  • Put a smell in a room and then leave the room, come back every 20 - 30 minutes and see if you can still smell it? Is the smell weaker each time you come back? How long until it goes away? Note: you may need to go outside and come back in for this one to work as humans are able to unconsciously ignore smells after a while.
  • Humans have better eyes, and cognitive skills, than dogs. Try using those to make a map of an area you're not sure of by using place markers (like a small flag or toy or sticker) to mark notable locations (like a tree if you can do this outside) and then draw a map of the area using your markers. For an added challenge use a measuring tape / ruler to make accurate measurements between your markers and build as detailed of a map that you can.

Our Thanks

We'd like to extend our sincere thanks to the Scent Den for a wonderful experience where Alpha was able to try out all sorts of sniffing skills to learn more about his environment, map it out and discover all the scrumptious treats hidden throughout. You can learn more about the Scent Den in the BlogTO article or on Wholesome Canines website Please note: we are in no way affiliated with Wholesome Canine or are paid to endorse their products, we just really enjoyed our time there!

References

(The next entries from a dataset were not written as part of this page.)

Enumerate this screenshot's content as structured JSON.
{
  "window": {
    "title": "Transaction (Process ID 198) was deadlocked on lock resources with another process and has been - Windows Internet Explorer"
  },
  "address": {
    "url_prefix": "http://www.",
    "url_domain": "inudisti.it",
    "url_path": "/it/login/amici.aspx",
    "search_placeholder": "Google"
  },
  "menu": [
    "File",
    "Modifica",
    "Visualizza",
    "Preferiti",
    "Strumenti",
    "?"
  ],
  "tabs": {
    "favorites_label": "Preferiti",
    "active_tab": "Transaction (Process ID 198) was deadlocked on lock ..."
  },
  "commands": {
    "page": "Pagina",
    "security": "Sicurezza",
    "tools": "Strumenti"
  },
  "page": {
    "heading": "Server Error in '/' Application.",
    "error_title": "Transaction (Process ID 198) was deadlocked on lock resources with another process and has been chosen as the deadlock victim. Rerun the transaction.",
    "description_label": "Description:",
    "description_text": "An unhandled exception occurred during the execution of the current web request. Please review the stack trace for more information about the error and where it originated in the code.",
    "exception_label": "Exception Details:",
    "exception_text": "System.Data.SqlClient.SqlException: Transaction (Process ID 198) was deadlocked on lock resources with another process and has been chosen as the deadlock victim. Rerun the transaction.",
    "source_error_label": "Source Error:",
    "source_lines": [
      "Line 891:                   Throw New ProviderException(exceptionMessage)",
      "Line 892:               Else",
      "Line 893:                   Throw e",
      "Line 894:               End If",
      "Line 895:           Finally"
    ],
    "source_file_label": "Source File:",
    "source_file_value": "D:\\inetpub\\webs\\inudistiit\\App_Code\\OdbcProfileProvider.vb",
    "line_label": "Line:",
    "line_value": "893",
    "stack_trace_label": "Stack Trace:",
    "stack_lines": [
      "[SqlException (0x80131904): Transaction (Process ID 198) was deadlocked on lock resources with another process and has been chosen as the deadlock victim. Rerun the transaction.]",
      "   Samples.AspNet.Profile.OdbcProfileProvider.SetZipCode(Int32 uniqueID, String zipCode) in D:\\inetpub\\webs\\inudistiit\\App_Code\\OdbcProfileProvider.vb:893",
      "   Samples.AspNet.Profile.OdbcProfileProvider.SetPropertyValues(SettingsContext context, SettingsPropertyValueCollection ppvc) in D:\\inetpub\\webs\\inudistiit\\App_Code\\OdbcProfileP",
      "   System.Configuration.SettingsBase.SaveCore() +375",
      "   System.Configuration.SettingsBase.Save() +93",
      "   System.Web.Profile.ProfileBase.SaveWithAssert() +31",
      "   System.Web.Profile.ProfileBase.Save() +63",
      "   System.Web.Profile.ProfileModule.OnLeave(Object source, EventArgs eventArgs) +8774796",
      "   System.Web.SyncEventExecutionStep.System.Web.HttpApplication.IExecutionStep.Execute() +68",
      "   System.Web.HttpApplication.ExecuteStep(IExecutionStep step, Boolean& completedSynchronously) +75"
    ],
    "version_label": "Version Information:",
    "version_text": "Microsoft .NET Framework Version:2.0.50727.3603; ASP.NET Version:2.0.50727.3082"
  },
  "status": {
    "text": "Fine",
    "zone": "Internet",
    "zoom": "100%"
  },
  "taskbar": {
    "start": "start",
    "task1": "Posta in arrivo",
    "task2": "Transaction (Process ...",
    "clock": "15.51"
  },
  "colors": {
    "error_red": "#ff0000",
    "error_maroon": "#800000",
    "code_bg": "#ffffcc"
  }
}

(1) Bräuer, J., & Belger, J. (2018). A ball is not a Kong: Odor representation and search behavior in domestic dogs (Canis familiaris) of different education. Journal of Comparative Psychology132(2), 189–199. https://doi.org/10.1037/com0000115
(2) Gazit, I., & Terkel, J. (2003). Domination of olfaction over vision in explosives detection by dogs. Applied Animal Behaviour Science82(1), 65–73. https://doi.org/10.1016/S0168-1591(03)00051-0
(3) Can Dogs Tell Time? (2016, October 12). Retrieved April 29, 2019, from Animal Cognition website: http://www.animalcognition.org/2016/10/12/can-dogs-tell-time/
(4) Percentage of Nitrogen in the Air. (n.d.). Retrieved April 30, 2019, from Sciencing website: https://sciencing.com/percentage-nitrogen-air-5704002.html
(5) Binns, C. (n.d.). How We Smell. Retrieved April 30, 2019, from Live Science website: https://www.livescience.com/10457-smell.html